8 Apr 2024

A/Prof Tim Moss from CRANAplus partner organisation Healthy Male provides advice on strategies health practitioners can use to increase male engagement in primary health care.

The Ten to Men Aus­tralian Lon­gi­tu­di­nal Study of Male Health shows that around one in five Aus­tralian men have at least some dif­fi­cul­ty engag­ing with health­care providers, and at least one in four do not feel sup­port­ed or under­stood by health practitioners.

Under­stand­ing health beliefs and behav­iours of males can help to over­come sys­temic, struc­tur­al and per­son­al bar­ri­ers to their engage­ment with pri­ma­ry health care. 

These are some of the things health prac­ti­tion­ers can do to increase male engage­ment in pri­ma­ry care. Struc­tur­al bar­ri­ers to engag­ing with health ser­vices include a lack of male-friend­ly health set­tings, time, cost and location. 

1. Cre­ate an inclu­sive space

Prac­tices can cre­ate spaces in which men feel com­fort­able and wel­come, with gen­der-neu­tral décor, read­ing and infor­ma­tion mate­ri­als for males, and pro­mo­tion of ser­vices offered to men and boys.

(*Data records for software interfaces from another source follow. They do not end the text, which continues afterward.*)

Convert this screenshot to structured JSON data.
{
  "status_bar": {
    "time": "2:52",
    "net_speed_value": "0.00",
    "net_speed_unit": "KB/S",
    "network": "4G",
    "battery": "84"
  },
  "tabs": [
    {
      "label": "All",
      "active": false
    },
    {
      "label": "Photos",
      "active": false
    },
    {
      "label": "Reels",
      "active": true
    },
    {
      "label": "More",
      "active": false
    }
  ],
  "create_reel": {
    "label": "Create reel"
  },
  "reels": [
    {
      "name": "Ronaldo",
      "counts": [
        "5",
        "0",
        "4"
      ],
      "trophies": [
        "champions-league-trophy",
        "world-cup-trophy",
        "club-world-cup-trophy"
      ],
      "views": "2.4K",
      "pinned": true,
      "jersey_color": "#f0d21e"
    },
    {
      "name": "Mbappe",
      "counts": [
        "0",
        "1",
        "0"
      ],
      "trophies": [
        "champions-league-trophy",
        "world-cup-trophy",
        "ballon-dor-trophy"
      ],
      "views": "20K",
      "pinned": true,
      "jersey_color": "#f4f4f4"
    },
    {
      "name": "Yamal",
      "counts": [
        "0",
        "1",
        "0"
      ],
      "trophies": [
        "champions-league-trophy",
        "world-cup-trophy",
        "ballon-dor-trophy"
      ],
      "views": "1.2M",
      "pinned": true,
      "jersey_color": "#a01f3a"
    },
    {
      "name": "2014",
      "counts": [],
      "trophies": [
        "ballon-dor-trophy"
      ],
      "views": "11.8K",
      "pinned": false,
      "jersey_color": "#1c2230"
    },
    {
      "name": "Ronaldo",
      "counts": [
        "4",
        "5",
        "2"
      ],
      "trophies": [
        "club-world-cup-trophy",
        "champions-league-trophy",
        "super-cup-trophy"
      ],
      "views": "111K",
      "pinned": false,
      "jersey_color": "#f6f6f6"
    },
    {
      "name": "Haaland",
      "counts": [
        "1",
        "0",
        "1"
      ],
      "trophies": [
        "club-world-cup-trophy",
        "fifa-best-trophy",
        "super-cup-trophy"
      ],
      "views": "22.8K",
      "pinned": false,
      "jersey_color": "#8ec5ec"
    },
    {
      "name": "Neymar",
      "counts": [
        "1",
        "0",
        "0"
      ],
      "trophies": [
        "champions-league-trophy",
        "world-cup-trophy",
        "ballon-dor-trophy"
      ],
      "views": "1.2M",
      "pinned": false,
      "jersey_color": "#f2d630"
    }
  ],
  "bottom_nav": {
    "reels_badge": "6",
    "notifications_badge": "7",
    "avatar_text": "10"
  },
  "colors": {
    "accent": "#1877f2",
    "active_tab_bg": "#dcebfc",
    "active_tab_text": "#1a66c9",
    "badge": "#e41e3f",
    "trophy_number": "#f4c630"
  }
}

2. Pri­ori­tise efficiency

Males appre­ci­ate effi­cien­cy when access­ing health ser­vices, like clear infor­ma­tion and instruc­tions (e.g. about billing and mak­ing appoint­ments), sim­ple pro­ce­dures, avoid­ance of redun­dan­cy, and mech­a­nisms to inform patients of delays in con­sul­ta­tion times if they occur.

Jack­son Pho­tog­ra­phy – stock​.adobe​.com

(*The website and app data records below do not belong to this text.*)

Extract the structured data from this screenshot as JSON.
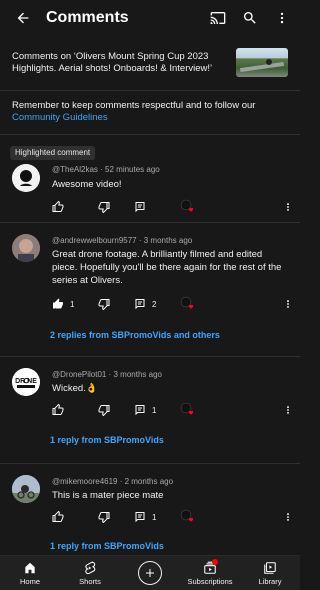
{
  "app_bar": {
    "title": "Comments",
    "icons": [
      "back-arrow-icon",
      "cast-icon",
      "search-icon",
      "more-vert-icon"
    ]
  },
  "video": {
    "title": "Comments on ‘Olivers Mount Spring Cup 2023 Highlights. Aerial shots! Onboards! & Interview!’"
  },
  "guidelines": {
    "text": "Remember to keep comments respectful and to follow our",
    "link": "Community Guidelines"
  },
  "comments": [
    {
      "highlight": "Highlighted comment",
      "author": "@TheAl2kas",
      "time": "52 minutes ago",
      "text": "Awesome video!",
      "likes": "",
      "replies_count": "",
      "replies_link": ""
    },
    {
      "highlight": "",
      "author": "@andrewwelbourn9577",
      "time": "3 months ago",
      "text": "Great drone footage. A brilliantly filmed and edited piece. Hopefully you'll be there again for the rest of the series at Olivers.",
      "likes": "1",
      "replies_count": "2",
      "replies_link": "2 replies from SBPromoVids and others"
    },
    {
      "highlight": "",
      "author": "@DronePilot01",
      "time": "3 months ago",
      "text": "Wicked.👌",
      "likes": "",
      "replies_count": "1",
      "replies_link": "1 reply from SBPromoVids"
    },
    {
      "highlight": "",
      "author": "@mikemoore4619",
      "time": "2 months ago",
      "text": "This is a mater piece mate",
      "likes": "",
      "replies_count": "1",
      "replies_link": "1 reply from SBPromoVids"
    }
  ],
  "bottom_nav": {
    "home": "Home",
    "shorts": "Shorts",
    "subscriptions": "Subscriptions",
    "library": "Library"
  },
  "colors": {
    "background": "#181818",
    "link": "#3ea6ff",
    "heart": "#ff0033",
    "notification": "#ff0000"
  }
}
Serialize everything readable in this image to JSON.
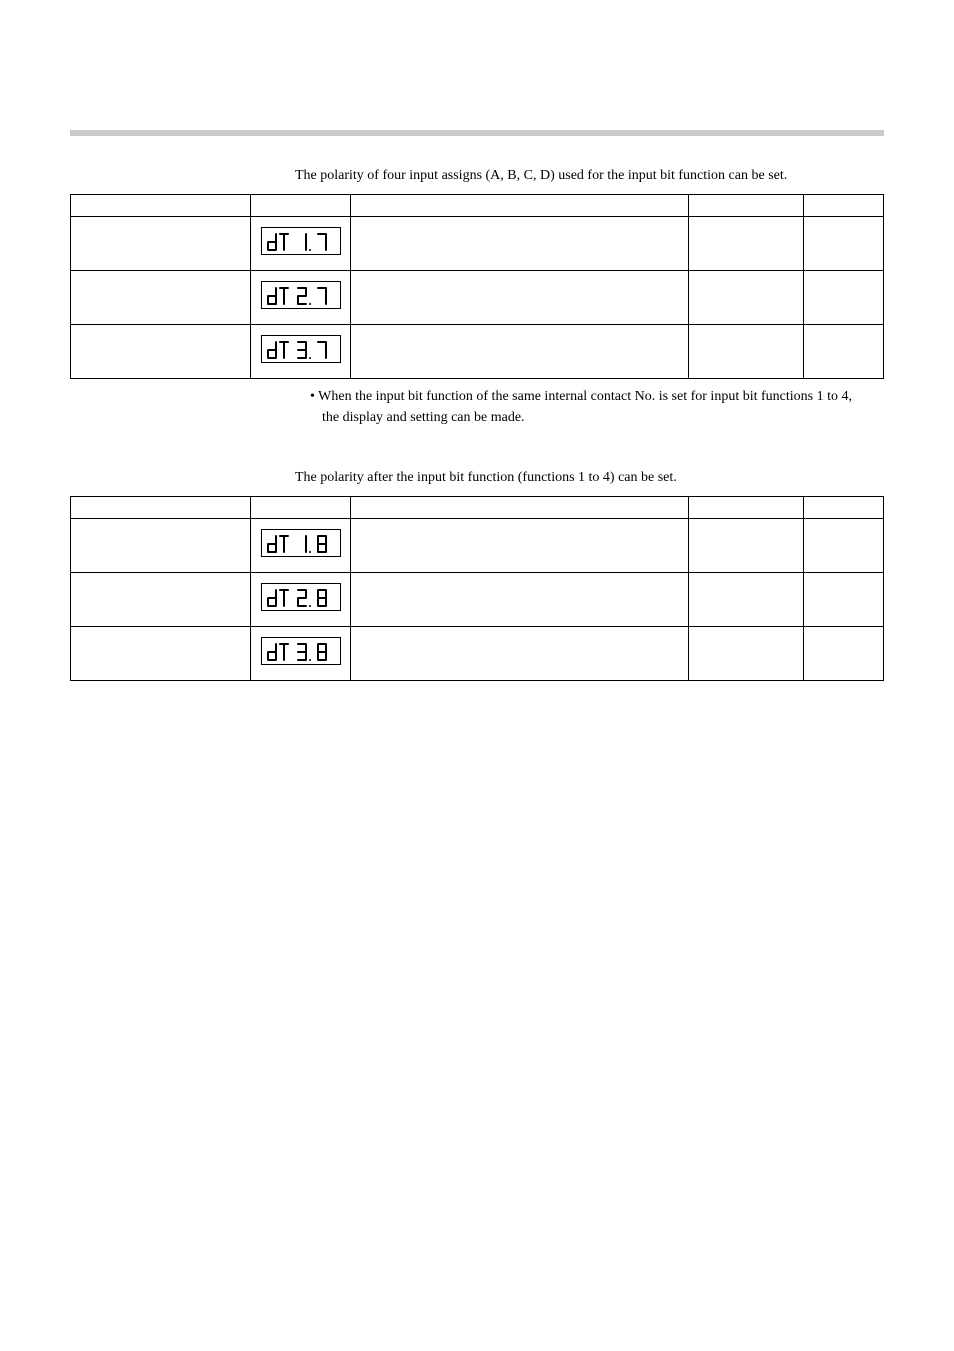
{
  "section1": {
    "intro": "The polarity of four input assigns (A, B, C, D) used for the input bit function can be set.",
    "note": "• When the input bit function of the same internal contact No. is set for input bit functions 1 to 4, the display and setting can be made."
  },
  "section2": {
    "intro": "The polarity after the input bit function (functions 1 to 4) can be set."
  },
  "displays": {
    "d1_17": "di 1.7",
    "d1_27": "di 2.7",
    "d1_37": "di 3.7",
    "d1_18": "di 1.8",
    "d1_28": "di 2.8",
    "d1_38": "di 3.8"
  }
}
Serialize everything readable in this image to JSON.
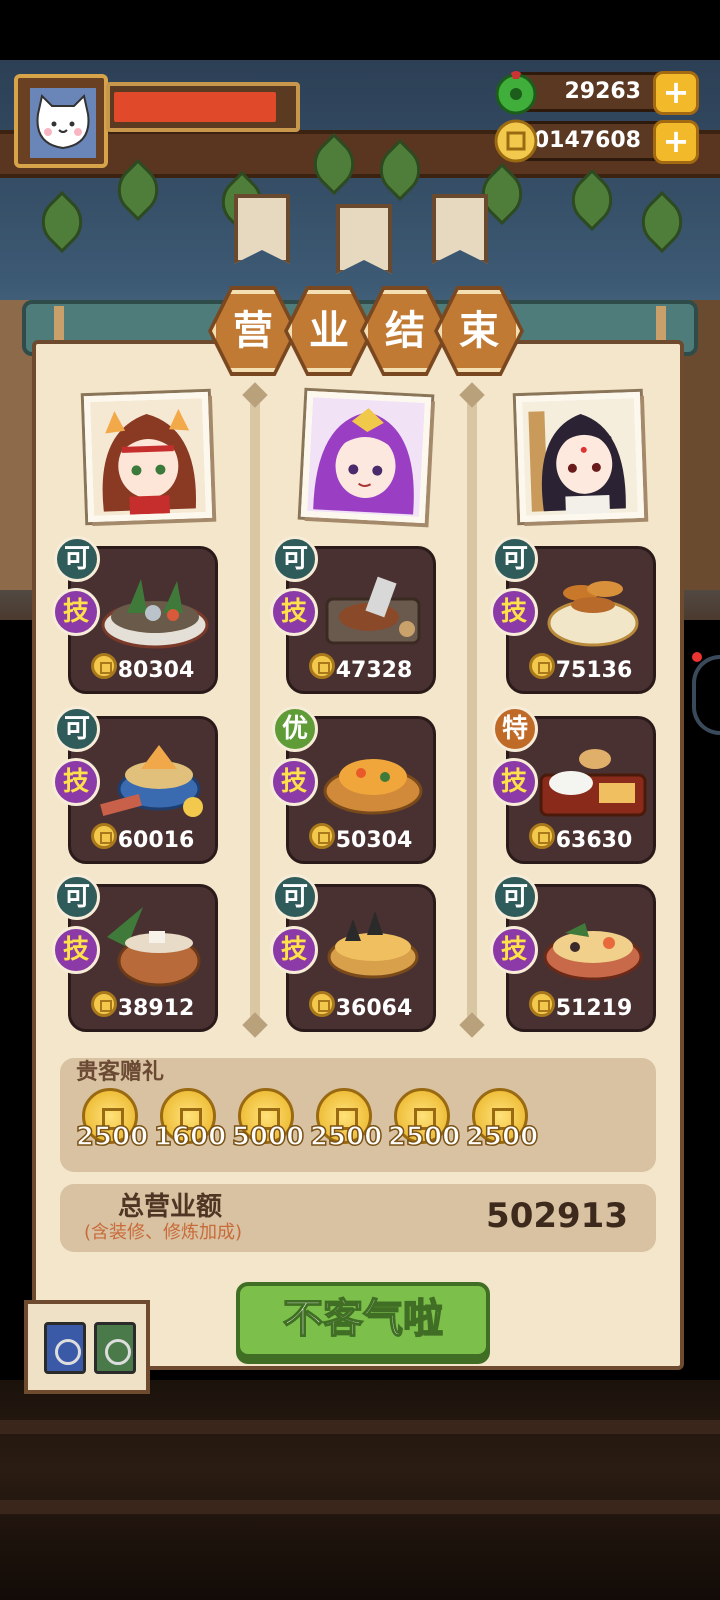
{
  "hud": {
    "jade": "29263",
    "gold": "20147608",
    "hp_fraction": 0.91
  },
  "panel": {
    "title_chars": [
      "营",
      "业",
      "结",
      "束"
    ]
  },
  "chefs": [
    {
      "name": "chef-red-hair",
      "dishes": [
        {
          "grade": "可",
          "grade_color": "#2f5b5b",
          "skill": "技",
          "price": "80304"
        },
        {
          "grade": "可",
          "grade_color": "#2f5b5b",
          "skill": "技",
          "price": "60016"
        },
        {
          "grade": "可",
          "grade_color": "#2f5b5b",
          "skill": "技",
          "price": "38912"
        }
      ]
    },
    {
      "name": "chef-purple-hair",
      "dishes": [
        {
          "grade": "可",
          "grade_color": "#2f5b5b",
          "skill": "技",
          "price": "47328"
        },
        {
          "grade": "优",
          "grade_color": "#5f9b37",
          "skill": "技",
          "price": "50304"
        },
        {
          "grade": "可",
          "grade_color": "#2f5b5b",
          "skill": "技",
          "price": "36064"
        }
      ]
    },
    {
      "name": "chef-black-hair",
      "dishes": [
        {
          "grade": "可",
          "grade_color": "#2f5b5b",
          "skill": "技",
          "price": "75136"
        },
        {
          "grade": "特",
          "grade_color": "#c06a28",
          "skill": "技",
          "price": "63630"
        },
        {
          "grade": "可",
          "grade_color": "#2f5b5b",
          "skill": "技",
          "price": "51219"
        }
      ]
    }
  ],
  "gifts": {
    "title": "贵客赠礼",
    "values": [
      "2500",
      "1600",
      "5000",
      "2500",
      "2500",
      "2500"
    ]
  },
  "total": {
    "label": "总营业额",
    "note": "(含装修、修炼加成)",
    "value": "502913"
  },
  "confirm_label": "不客气啦",
  "colors": {
    "panel": "#f3e6cb",
    "dish_card": "#4a3131",
    "button": "#7cbf4b",
    "skill_badge": "#8b3aa8"
  }
}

3. Demon­strate spe­cif­ic expertise

When it comes to sys­temic bar­ri­ers, males want to know that their health ser­vice providers have exper­tise in male health. Patient-cen­tred com­mu­ni­ca­tion that is direct and clear, strengths-based and with­out jar­gon is appre­ci­at­ed by males, as are thought­ful use of humour, empa­thy and understanding.

4. Take the lead on sex­u­al health

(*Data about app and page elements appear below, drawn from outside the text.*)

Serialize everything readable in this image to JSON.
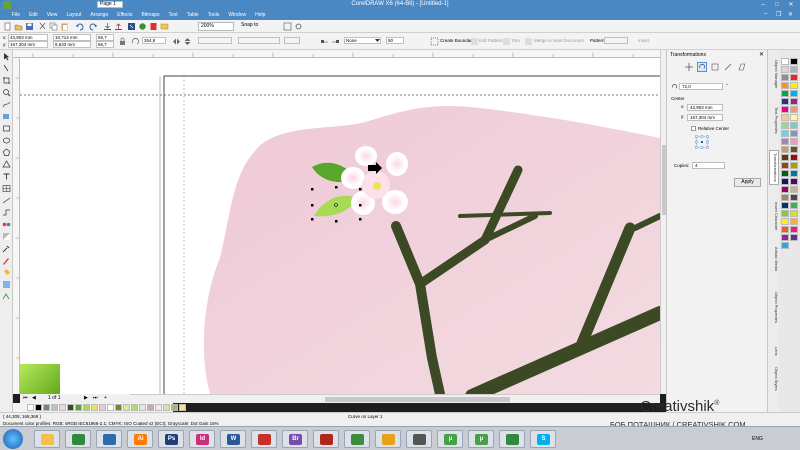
{
  "window": {
    "title": "CorelDRAW X6 (64-Bit) - [Untitled-1]"
  },
  "menu": {
    "items": [
      "File",
      "Edit",
      "View",
      "Layout",
      "Arrange",
      "Effects",
      "Bitmaps",
      "Text",
      "Table",
      "Tools",
      "Window",
      "Help"
    ]
  },
  "standard_toolbar": {
    "zoom_level": "200%",
    "snap_to_label": "Snap to",
    "launch_label": ""
  },
  "property_bar": {
    "x": "43,903 mm",
    "y": "167,304 mm",
    "width": "10,714 mm",
    "height": "8,633 mm",
    "scale_x": "66,7",
    "scale_y": "66,7",
    "angle": "354,9",
    "outline": "None",
    "opacity": "50",
    "create_label": "Create Boundary",
    "edit_label": "Edit Pattern",
    "trim_label": "Trim",
    "intersect_label": "Merge to New Document",
    "pstyle_label": "Pattern:",
    "print_label": "Insert"
  },
  "transformations": {
    "title": "Transformations",
    "angle": "72,0",
    "angle_unit": "°",
    "center_label": "Center",
    "center_x": "43,903 mm",
    "center_y": "167,304 mm",
    "relative_center_label": "Relative Center",
    "copies_label": "Copies:",
    "copies": "4",
    "apply_label": "Apply"
  },
  "docker_tabs": [
    "Object Manager",
    "Text Properties",
    "Transformations",
    "Insert Character",
    "Artistic Media",
    "Object Properties",
    "Lens",
    "Object Styles"
  ],
  "page_nav": {
    "position": "1 of 1",
    "page_tab": "Page 1"
  },
  "status": {
    "cursor": "( 44,305; 168,369 )",
    "object_info": "Curve on Layer 1",
    "color_profile": "Document color profiles: RGB: sRGB IEC61966-2.1; CMYK: ISO Coated v2 (ECI); Grayscale: Dot Gain 15%"
  },
  "watermark": {
    "brand": "Creativshik",
    "mark": "®",
    "tagline": "БОБ ПОТАШНИК / CREATIVSHIK.COM"
  },
  "colors": {
    "titlebar": "#4a88c4",
    "background_pink": "#f1d4dc",
    "branch": "#3b4a24",
    "leaf_dark": "#58a62b",
    "leaf_light": "#a8d957",
    "flower_center": "#f2e25a"
  },
  "palette": [
    "#ffffff",
    "#000000",
    "#d7d7d7",
    "#b3b3b3",
    "#8e8e8e",
    "#e8232b",
    "#f7941d",
    "#fff200",
    "#00a651",
    "#00aeef",
    "#2e3192",
    "#92278f",
    "#ec008c",
    "#f69679",
    "#fdc689",
    "#fff799",
    "#a3d39c",
    "#7accc8",
    "#6dcff6",
    "#8393ca",
    "#a186be",
    "#f49ac2",
    "#c69c6d",
    "#754c24",
    "#603913",
    "#9e0b0f",
    "#a0410d",
    "#aba000",
    "#005e20",
    "#0076a3",
    "#1b1464",
    "#440e62",
    "#9e005d",
    "#c7b299",
    "#998675",
    "#534741",
    "#003663",
    "#39b54a",
    "#8dc63f",
    "#d9e021",
    "#fcee21",
    "#fbb03b",
    "#f15a24",
    "#ed1e79",
    "#93278f",
    "#662d91",
    "#29abe2"
  ],
  "doc_palette": [
    "#ffffff",
    "#000000",
    "#7f7f7f",
    "#c0c0c0",
    "#f1d4dc",
    "#3b4a24",
    "#58a62b",
    "#a8d957",
    "#f2e25a",
    "#e8c9d1",
    "#ffffff",
    "#6e8c2b",
    "#d6eaa3",
    "#b2d870",
    "#e6e6e6",
    "#c9a6b0",
    "#f6e9ed",
    "#dfe1a0",
    "#a3b878",
    "#efe38f"
  ],
  "taskbar": {
    "apps": [
      {
        "name": "start",
        "label": ""
      },
      {
        "name": "explorer",
        "label": ""
      },
      {
        "name": "chrome",
        "label": ""
      },
      {
        "name": "media",
        "label": ""
      },
      {
        "name": "illustrator",
        "label": "Ai"
      },
      {
        "name": "photoshop",
        "label": "Ps"
      },
      {
        "name": "indesign",
        "label": "Id"
      },
      {
        "name": "word",
        "label": "W"
      },
      {
        "name": "pdf",
        "label": ""
      },
      {
        "name": "bridge",
        "label": "Br"
      },
      {
        "name": "acrobat",
        "label": ""
      },
      {
        "name": "coreldraw",
        "label": ""
      },
      {
        "name": "archive",
        "label": ""
      },
      {
        "name": "network",
        "label": ""
      },
      {
        "name": "torrent",
        "label": "µ"
      },
      {
        "name": "torrent2",
        "label": "µ"
      },
      {
        "name": "chrome2",
        "label": ""
      },
      {
        "name": "skype",
        "label": "S"
      }
    ],
    "time": "ENG"
  }
}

Males are gen­er­al­ly hap­py to be asked ques­tions about poten­tial­ly sen­si­tive issues (such as sex­u­al health and rela­tion­ships), which pro­vides an oppor­tu­ni­ty to explore health con­cerns oth­er than their pre­sent­ing com­plaints. Pro­vid­ing infor­ma­tion and edu­ca­tion ver­bal­ly to male patients is effec­tive, espe­cial­ly if they trust and respect the per­son pro­vid­ing the information.

Pos­i­tive expe­ri­ences with health prac­ti­tion­ers can moti­vate future engage­ment of males with pri­ma­ry health­care ser­vices. The abil­i­ty of health­care providers to deliv­er appro­pri­ate ser­vices to men and boys there­fore pro­vides long-term benefits.

For male health CPD activ­i­ties, head to the Healthy Male pro­file on Med­cast med​cast​.com​.au/​e​d​u​c​a​t​i​o​n​/​h​e​a​l​t​h​y​-male


Aus­tralian Insti­tute of Fam­i­ly Stud­ies. Ten to Men Aus­tralian Lon­gi­tu­di­nal Study on Male Health: Chap­ter 4 Health lit­er­a­cy and health ser­vice use among Aus­tralian men. Pub­lished Sep­tem­ber 2020. https://​aifs​.gov​.au/​s​i​t​e​s​/​d​e​f​a​u​l​t​/​f​i​l​e​s​/2023 – 10/ 2020_ttm_insights_report_chapter_4.pdf